- RECORDS TO USE
● ● ● ●
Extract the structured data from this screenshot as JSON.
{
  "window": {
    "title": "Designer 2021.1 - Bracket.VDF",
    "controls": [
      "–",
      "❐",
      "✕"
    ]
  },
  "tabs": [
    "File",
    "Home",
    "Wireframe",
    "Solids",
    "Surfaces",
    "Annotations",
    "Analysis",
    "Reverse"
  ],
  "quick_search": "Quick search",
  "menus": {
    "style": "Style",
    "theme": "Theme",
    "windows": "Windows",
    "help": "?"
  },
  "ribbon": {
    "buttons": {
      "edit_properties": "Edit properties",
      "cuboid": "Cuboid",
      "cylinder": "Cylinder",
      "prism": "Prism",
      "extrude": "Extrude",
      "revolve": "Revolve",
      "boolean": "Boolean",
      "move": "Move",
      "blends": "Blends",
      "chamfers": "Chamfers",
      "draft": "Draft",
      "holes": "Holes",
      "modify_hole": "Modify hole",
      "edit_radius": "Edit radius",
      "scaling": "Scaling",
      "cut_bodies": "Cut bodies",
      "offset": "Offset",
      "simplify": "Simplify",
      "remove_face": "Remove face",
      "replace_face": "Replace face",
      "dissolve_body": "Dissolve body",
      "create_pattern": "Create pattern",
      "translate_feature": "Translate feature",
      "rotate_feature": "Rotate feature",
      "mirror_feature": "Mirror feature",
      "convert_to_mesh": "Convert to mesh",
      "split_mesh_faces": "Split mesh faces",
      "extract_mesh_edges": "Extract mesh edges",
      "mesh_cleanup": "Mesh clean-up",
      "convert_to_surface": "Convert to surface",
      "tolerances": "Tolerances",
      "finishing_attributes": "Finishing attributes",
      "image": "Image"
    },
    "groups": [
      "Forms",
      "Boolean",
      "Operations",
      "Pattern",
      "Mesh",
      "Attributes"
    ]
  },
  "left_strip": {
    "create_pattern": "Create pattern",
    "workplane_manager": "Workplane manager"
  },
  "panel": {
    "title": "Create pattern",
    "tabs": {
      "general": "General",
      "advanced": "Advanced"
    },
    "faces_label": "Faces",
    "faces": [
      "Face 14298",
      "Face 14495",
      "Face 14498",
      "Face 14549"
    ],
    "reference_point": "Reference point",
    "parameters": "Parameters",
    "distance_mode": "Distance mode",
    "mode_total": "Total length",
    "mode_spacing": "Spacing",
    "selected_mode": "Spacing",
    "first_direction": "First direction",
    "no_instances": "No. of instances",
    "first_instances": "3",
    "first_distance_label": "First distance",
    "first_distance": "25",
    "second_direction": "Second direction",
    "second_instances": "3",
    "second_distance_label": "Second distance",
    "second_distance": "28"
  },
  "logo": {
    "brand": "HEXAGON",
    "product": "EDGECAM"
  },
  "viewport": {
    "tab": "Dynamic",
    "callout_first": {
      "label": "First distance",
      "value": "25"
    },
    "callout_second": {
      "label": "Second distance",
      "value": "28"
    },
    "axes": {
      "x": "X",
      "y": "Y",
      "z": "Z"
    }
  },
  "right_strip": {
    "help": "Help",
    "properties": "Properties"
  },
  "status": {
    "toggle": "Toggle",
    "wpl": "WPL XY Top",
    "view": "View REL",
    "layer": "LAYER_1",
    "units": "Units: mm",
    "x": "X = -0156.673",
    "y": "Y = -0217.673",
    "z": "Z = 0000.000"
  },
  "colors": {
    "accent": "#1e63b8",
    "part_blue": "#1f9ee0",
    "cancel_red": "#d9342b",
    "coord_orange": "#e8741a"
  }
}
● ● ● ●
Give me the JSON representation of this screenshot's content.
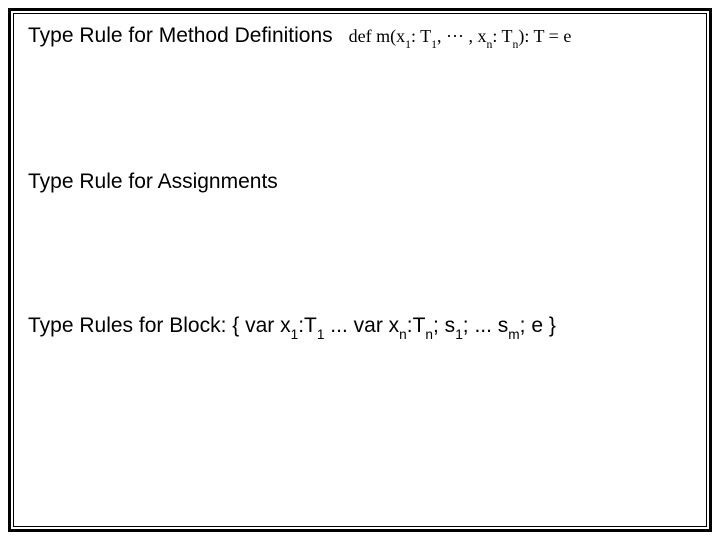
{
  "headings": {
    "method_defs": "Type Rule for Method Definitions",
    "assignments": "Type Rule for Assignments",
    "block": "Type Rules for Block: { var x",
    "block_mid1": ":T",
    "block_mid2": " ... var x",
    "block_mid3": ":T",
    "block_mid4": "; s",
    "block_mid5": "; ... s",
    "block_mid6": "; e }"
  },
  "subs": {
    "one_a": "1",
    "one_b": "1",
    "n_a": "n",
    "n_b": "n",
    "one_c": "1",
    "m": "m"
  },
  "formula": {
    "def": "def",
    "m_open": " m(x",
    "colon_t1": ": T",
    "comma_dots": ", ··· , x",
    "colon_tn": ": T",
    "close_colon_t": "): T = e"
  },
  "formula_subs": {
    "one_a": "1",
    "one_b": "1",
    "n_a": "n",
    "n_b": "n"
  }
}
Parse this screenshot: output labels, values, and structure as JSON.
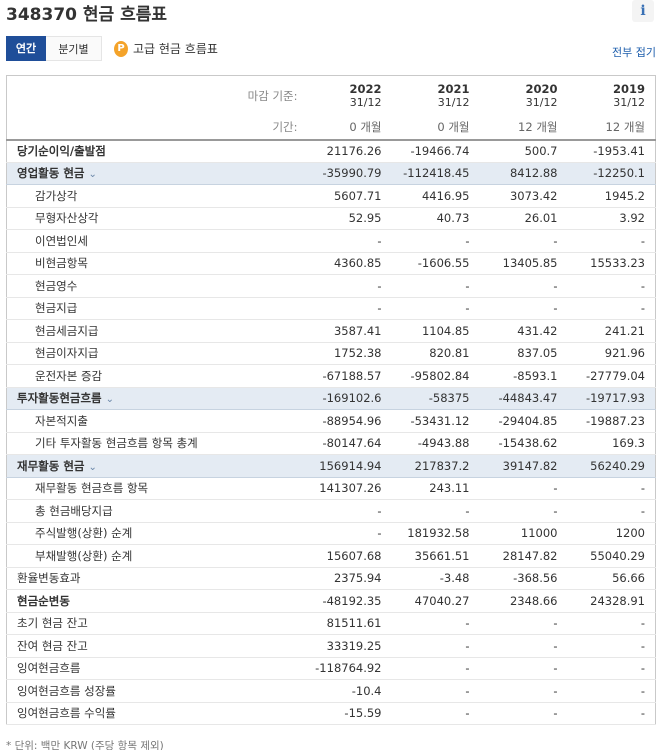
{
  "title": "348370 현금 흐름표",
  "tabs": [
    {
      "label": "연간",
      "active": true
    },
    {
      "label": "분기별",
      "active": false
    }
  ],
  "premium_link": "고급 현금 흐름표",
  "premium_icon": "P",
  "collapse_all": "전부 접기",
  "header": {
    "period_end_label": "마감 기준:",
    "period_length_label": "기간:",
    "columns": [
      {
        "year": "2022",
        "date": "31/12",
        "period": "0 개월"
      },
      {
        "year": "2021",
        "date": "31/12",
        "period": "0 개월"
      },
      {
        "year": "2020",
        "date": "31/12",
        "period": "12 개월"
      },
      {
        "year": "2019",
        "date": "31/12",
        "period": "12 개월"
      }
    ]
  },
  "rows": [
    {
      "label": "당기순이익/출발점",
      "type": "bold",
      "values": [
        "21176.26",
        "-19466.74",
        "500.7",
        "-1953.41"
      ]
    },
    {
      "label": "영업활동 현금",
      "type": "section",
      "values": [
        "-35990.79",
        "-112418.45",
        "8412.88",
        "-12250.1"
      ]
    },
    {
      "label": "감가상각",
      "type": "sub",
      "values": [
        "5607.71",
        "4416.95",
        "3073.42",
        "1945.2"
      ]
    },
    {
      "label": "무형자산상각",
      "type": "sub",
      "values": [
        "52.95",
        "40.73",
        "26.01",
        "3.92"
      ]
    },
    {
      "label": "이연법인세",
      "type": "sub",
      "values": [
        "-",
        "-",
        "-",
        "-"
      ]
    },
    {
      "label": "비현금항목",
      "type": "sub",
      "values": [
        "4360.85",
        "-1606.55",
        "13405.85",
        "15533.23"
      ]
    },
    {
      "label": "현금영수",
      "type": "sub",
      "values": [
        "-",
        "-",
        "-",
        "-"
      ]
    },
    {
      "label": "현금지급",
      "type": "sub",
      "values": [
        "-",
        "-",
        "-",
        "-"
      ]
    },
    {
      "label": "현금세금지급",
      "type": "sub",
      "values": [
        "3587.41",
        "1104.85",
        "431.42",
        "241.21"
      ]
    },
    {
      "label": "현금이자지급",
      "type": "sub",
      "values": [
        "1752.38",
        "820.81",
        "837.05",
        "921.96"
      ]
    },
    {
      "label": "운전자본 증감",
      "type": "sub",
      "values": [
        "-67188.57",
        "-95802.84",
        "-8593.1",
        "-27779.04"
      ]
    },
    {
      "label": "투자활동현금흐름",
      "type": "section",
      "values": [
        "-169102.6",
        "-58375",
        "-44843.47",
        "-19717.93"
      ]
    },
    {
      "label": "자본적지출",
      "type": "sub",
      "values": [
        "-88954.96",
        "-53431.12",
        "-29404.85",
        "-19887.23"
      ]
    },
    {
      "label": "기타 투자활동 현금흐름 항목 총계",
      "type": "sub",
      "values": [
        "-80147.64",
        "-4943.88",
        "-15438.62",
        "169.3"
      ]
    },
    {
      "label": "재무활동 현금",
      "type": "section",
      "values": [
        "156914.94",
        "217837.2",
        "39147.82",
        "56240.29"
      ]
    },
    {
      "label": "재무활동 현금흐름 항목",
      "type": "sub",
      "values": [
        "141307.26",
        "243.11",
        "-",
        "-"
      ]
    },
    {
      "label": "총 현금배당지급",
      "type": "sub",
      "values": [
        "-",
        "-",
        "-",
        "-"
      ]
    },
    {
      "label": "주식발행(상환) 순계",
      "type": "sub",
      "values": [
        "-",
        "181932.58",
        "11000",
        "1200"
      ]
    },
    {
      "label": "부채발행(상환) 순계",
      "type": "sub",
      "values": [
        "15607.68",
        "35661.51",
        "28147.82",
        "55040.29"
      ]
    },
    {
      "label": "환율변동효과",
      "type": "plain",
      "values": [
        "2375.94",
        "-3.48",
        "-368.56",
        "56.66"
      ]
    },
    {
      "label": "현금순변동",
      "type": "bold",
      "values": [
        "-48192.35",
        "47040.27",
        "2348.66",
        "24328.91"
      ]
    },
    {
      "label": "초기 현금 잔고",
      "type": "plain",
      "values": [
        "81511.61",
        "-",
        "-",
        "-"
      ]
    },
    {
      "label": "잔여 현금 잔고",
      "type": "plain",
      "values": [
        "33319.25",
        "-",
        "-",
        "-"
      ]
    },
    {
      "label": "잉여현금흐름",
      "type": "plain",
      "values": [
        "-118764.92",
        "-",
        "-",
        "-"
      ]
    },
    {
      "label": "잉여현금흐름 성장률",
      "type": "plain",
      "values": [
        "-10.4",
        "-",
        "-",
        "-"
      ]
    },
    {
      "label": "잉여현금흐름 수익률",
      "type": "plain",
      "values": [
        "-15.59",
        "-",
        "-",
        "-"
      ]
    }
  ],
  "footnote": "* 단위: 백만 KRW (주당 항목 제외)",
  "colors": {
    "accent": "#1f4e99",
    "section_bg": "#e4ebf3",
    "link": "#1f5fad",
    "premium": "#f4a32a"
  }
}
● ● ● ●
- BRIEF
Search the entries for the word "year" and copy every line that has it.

- ANSWER TO THE PROBLEM
        "year": "2022",
        "year": "2021",
        "year": "2020",
        "year": "2019",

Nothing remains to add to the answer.